The name "Syntagma Square" commemorates a historic event, when palace forces clashed with insurgents, who demanded that King Otto grant a constitution.

  1. Modern and Contemporary era (1821 - )

    1842 Initial configuration by Theophil Hansen.

    1843 The revolution of September 3 breaks out and Square’s name changes from Palace Square to Syntagma (Constitution) Square.

    1854 Complete planting of the Garden of the Muses.

    1857 Paved using the Mac Adam system.

    1929 Completion of the reconstruction of the marble stairs.

    2004 The most recent restroration.

  2. Ottoman era (1453- 1821)

  3. Byzantine era (331 AC- 1453)

  4. Roman era (30 BC- 330 AC)

  5. Hellenistic era (322- 31 BC)

  6. Classical era (478-323 BC)

  7. Archaic era (800-479 BC)

  8. Geometric era (-1100- 800 BC)

  9. Prehistory (-1100 BC)

What I can see

Syntagma (=constitution) Square is the central square of Athens. Marble is the predominant material used here. In recent years, the square has gained an international reputation due to the demonstrations held here, which often turn unruly and have put the spotlight on Greece through worldwide media coverage. The square’s antiquities (a burial precinct from the 4th century BC), its sculptures, cafes and the Garden of the Muses, make it one of the most dynamic social hubs in Athens.

What I can't see

The name commemorates a historic event, when palace forces clashed with insurgent citizens and political parties, who demanded that King Otto grant the people of Greece a constitution (=syntagma). Insurgent forces prevailed and Otto was forced to adopt a constitutional charter.  The square’s cosmopolitan character was enhanced both by local and foreign visitors and earned it the title of the “navel of Athens and Hellenism.” It was at Syntagma Square that the ancient “stele” with the inscription “GARDEN OF THE MUSES” was unearthed. Since then, the square is a starting point for calculating distances from Athens. Around the square there once were neoclassical and eclectic buildings, most of which were demolished in the name of “modernization”. The square itself has undergone minor architectural changes. Its decorative sculptures are copies, which protects the originals from vandalism. It is also the focal point of the social and political conflicts of modern and contemporary Greece. During the 2004 Athens Olympics, it was also a central cultural venue and meeting point for visitors.
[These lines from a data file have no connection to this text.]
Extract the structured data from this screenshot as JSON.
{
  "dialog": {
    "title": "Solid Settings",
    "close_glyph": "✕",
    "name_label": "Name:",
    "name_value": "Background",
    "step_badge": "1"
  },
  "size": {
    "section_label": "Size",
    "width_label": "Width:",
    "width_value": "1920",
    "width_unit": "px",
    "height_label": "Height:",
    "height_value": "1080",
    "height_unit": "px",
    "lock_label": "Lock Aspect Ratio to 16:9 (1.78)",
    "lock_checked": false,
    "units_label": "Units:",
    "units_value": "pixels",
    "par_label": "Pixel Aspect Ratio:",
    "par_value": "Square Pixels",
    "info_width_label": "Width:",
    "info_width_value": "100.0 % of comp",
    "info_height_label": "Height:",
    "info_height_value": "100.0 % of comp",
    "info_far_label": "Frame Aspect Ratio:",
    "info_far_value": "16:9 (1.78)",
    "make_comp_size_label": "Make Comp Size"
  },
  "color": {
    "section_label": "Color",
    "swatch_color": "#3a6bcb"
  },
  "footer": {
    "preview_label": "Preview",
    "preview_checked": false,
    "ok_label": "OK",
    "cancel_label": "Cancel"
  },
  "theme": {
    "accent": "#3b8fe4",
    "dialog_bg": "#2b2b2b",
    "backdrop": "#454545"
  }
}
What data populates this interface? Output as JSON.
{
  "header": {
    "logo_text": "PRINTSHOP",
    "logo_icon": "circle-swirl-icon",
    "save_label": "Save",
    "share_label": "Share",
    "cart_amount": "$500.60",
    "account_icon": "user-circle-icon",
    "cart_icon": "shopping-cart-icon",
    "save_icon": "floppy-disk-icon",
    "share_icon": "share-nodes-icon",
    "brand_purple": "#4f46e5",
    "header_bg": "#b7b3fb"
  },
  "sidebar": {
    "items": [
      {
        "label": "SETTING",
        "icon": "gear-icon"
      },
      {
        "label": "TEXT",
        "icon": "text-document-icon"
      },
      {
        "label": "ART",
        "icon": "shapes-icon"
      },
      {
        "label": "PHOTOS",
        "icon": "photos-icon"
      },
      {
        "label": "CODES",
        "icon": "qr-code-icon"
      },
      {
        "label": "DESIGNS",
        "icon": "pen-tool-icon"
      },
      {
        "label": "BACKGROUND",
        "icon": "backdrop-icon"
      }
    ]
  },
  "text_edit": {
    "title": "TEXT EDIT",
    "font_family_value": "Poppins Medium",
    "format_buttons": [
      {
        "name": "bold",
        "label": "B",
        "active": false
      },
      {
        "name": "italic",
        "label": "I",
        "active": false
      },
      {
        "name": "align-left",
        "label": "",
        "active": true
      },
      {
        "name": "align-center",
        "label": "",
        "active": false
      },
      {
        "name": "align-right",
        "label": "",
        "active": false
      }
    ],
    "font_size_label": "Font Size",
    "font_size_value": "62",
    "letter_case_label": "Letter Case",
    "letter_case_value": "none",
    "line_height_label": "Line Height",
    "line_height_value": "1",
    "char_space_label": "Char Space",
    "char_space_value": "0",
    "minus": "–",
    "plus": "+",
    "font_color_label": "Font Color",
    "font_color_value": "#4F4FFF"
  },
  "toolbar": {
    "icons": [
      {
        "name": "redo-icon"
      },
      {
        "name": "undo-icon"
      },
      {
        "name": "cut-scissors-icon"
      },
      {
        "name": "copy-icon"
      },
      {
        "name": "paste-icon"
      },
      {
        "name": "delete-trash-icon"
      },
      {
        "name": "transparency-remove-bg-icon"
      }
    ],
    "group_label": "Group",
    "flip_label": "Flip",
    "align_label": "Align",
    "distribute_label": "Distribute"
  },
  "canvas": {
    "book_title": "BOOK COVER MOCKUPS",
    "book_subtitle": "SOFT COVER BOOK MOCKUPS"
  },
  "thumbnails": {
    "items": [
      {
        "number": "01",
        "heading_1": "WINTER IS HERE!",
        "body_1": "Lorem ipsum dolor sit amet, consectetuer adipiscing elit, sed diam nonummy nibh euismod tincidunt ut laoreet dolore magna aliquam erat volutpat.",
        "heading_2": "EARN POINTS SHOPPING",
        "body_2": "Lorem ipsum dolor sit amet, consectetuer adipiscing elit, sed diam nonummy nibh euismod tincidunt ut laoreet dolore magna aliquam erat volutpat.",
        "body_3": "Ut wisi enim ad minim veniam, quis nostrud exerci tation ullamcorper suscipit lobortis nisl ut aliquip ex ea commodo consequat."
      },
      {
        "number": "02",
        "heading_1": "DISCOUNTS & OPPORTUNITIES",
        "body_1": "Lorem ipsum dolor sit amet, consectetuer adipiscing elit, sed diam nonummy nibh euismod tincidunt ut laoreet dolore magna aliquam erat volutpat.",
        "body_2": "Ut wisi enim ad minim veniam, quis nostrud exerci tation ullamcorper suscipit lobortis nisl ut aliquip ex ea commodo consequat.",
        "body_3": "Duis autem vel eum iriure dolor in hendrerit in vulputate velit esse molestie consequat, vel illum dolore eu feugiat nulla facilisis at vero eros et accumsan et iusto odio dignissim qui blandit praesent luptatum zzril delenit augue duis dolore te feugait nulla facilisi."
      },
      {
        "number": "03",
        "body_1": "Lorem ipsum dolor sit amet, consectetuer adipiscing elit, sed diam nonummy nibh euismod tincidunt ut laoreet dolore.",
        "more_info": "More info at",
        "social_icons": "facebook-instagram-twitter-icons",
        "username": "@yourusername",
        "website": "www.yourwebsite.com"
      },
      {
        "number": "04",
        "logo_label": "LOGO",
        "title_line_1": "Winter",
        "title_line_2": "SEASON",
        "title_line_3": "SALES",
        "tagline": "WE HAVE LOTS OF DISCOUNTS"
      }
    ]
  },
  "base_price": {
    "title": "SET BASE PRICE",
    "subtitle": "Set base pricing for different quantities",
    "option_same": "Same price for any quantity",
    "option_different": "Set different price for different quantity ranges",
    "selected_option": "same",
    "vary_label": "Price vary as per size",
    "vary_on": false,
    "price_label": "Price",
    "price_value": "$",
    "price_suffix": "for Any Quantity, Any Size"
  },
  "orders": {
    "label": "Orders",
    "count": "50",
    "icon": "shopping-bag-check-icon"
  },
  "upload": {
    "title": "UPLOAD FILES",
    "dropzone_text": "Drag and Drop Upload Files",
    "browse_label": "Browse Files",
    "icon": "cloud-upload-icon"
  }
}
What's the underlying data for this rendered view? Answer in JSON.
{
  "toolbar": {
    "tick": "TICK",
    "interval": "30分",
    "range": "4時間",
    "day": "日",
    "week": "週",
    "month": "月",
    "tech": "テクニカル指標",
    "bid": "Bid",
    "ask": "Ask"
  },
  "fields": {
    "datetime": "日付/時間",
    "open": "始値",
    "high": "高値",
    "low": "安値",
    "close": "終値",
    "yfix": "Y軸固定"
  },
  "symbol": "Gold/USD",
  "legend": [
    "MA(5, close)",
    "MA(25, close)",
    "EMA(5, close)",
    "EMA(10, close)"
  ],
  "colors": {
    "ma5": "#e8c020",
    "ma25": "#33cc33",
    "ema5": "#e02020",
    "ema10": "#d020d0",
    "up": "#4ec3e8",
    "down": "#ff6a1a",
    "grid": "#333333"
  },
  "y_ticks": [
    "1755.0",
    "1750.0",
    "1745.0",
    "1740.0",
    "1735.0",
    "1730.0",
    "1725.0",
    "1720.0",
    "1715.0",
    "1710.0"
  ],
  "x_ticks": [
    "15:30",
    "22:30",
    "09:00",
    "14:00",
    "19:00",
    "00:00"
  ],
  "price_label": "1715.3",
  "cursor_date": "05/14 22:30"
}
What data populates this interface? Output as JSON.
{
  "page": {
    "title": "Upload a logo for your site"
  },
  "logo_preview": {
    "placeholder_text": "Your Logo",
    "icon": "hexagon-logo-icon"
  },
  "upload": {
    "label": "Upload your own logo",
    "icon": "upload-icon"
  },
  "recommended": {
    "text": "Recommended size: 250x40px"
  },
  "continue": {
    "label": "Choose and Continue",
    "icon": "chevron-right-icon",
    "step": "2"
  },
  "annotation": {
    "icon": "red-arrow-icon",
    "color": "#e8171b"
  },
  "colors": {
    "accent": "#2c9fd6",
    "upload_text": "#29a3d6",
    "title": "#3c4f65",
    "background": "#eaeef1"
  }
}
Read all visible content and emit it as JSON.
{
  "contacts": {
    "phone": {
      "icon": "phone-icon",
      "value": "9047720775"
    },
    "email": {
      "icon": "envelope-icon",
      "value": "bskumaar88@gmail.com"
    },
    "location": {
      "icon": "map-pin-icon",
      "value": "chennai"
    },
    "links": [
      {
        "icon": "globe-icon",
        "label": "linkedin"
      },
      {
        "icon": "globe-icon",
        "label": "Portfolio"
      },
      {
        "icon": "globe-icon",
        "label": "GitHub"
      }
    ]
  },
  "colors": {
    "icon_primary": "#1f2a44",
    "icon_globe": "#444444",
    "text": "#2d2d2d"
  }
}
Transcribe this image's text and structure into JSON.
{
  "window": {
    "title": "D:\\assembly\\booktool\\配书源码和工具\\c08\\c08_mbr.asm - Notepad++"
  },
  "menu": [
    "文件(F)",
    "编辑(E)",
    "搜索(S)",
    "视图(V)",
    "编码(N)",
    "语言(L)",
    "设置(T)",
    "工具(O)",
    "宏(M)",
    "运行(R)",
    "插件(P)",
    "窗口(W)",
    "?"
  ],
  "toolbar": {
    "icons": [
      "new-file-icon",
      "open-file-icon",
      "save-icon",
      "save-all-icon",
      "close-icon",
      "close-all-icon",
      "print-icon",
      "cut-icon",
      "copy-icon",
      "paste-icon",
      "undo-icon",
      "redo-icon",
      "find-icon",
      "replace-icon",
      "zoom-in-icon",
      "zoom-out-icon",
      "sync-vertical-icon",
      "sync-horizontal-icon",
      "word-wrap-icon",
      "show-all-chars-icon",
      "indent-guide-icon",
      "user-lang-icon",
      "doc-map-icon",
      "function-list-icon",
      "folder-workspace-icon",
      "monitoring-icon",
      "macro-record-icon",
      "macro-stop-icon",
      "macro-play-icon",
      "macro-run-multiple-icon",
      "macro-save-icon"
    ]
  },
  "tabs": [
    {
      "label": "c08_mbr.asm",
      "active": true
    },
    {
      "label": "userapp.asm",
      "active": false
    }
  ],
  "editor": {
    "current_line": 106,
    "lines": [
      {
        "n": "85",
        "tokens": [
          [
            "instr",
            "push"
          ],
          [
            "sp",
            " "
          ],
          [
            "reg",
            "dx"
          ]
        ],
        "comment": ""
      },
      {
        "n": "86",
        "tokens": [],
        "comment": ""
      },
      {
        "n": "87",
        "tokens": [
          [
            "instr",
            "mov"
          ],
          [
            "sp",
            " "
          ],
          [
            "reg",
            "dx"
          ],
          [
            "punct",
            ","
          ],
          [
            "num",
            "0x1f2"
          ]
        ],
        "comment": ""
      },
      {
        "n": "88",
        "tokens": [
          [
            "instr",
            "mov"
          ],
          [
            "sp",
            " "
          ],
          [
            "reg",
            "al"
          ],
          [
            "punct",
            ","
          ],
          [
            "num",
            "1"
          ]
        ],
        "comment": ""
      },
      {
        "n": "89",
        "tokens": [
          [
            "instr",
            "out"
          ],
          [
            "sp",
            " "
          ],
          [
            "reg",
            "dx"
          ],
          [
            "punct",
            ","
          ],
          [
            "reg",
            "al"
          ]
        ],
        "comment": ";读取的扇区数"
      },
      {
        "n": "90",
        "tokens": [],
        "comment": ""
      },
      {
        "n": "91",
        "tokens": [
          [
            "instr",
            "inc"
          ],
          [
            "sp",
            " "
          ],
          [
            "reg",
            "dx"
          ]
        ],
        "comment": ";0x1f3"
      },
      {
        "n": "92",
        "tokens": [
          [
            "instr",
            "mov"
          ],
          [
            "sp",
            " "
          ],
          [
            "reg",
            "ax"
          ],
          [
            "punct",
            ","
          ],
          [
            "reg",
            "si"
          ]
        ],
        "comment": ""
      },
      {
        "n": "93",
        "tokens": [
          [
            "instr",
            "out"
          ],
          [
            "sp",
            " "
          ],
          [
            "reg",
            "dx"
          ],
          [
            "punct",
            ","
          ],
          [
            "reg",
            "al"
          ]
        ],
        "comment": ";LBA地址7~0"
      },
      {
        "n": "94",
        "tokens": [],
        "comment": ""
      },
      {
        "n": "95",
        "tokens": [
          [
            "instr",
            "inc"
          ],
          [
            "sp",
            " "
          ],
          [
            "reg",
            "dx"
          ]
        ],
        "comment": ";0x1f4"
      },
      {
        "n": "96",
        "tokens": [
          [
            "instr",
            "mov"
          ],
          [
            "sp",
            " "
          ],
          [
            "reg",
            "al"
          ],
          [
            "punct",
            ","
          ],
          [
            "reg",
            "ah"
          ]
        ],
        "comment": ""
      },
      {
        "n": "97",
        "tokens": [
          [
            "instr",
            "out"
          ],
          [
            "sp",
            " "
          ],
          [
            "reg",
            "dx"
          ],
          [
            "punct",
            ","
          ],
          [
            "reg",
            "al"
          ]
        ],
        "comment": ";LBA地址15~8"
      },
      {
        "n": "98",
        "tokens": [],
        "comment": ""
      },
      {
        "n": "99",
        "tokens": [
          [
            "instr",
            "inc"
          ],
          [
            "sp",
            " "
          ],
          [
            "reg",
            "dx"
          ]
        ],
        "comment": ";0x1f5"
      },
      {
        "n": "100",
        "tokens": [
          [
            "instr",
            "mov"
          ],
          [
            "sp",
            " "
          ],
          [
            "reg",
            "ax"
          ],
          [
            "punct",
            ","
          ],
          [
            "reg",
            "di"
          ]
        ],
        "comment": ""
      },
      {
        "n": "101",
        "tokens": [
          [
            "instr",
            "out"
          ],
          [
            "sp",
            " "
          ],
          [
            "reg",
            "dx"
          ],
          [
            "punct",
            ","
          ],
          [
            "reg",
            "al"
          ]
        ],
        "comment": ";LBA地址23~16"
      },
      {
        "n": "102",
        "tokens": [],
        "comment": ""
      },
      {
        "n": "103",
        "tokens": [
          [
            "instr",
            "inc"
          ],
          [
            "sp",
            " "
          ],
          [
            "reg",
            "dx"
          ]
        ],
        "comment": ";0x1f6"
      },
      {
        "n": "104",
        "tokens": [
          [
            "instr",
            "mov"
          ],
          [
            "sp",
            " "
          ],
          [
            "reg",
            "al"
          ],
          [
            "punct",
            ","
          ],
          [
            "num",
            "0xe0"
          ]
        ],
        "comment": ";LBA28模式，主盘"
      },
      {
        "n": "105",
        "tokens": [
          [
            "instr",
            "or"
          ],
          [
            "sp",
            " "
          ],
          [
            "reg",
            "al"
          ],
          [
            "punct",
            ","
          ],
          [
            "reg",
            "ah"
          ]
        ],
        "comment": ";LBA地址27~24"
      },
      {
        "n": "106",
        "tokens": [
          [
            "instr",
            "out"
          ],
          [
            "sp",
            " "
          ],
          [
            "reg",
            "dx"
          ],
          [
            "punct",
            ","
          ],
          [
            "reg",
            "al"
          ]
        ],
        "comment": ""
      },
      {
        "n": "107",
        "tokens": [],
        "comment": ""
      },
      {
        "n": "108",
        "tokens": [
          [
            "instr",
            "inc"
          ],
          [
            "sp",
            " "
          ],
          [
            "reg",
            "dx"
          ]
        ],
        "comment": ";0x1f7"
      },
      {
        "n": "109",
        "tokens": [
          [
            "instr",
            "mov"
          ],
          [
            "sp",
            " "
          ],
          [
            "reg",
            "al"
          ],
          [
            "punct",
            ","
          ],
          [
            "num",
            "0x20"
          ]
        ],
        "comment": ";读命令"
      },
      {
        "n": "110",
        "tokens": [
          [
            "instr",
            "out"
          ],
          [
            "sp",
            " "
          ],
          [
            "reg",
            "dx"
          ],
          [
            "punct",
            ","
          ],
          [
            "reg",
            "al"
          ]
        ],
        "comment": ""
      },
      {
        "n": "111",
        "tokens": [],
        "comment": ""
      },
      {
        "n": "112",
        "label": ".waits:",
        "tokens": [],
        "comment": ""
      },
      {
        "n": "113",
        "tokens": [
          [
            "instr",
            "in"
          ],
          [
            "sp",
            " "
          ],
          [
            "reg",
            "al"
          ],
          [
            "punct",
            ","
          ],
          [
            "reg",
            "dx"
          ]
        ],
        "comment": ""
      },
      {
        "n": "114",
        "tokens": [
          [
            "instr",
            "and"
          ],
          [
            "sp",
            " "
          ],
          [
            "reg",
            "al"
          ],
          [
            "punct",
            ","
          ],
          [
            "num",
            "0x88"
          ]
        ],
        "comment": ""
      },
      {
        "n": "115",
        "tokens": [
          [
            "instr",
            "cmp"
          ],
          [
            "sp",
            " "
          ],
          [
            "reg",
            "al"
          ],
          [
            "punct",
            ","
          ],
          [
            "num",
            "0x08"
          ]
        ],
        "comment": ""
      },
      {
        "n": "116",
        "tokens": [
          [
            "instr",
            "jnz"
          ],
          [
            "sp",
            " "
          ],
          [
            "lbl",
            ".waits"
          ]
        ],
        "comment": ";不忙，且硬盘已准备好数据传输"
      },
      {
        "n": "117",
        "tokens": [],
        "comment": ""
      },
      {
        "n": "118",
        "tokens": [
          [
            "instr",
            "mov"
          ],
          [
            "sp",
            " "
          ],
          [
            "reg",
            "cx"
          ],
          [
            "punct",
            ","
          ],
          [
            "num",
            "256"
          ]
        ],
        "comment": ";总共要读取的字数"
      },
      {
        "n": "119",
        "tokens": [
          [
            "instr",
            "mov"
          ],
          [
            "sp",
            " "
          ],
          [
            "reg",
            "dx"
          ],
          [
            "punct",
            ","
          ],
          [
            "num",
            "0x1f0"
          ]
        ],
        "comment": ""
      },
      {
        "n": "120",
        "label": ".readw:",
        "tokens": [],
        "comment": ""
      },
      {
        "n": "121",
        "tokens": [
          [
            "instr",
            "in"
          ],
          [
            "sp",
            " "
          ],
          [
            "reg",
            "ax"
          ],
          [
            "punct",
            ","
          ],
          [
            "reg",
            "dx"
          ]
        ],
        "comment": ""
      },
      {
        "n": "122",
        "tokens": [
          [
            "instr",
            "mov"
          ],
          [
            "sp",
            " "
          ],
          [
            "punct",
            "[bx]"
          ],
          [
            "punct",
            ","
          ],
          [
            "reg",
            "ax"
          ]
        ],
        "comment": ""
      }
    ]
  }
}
  • Address: Amalias Av., Filellinon, Othonos and V. Georgiou A St.


Yohalas T., Kafetzaki Τ., (2013), Αθήνα, Ιχνηλατώντας την πόλη με οδηγό την ιστορία και τη λογοτεχνία [Athens, Tracing the city guided by history and literature], ESTIA Bookstore

Zivas D.A.., (2012), Αρχιτεκτονικός Οδηγός Αθηνών, [Architectural Guide of Athens], Cultural Foundation of Pireos Group

Melampianaki E. (2006), Οι πλατείες της Αθήνας 1834-1945, διαδικασία διαμόρφωσης, λειτουργία- πολεοδομική σημασία, [The squares of Athens 1834-1945, formation process- functionality- urban design importance], NTUA, Ph.D.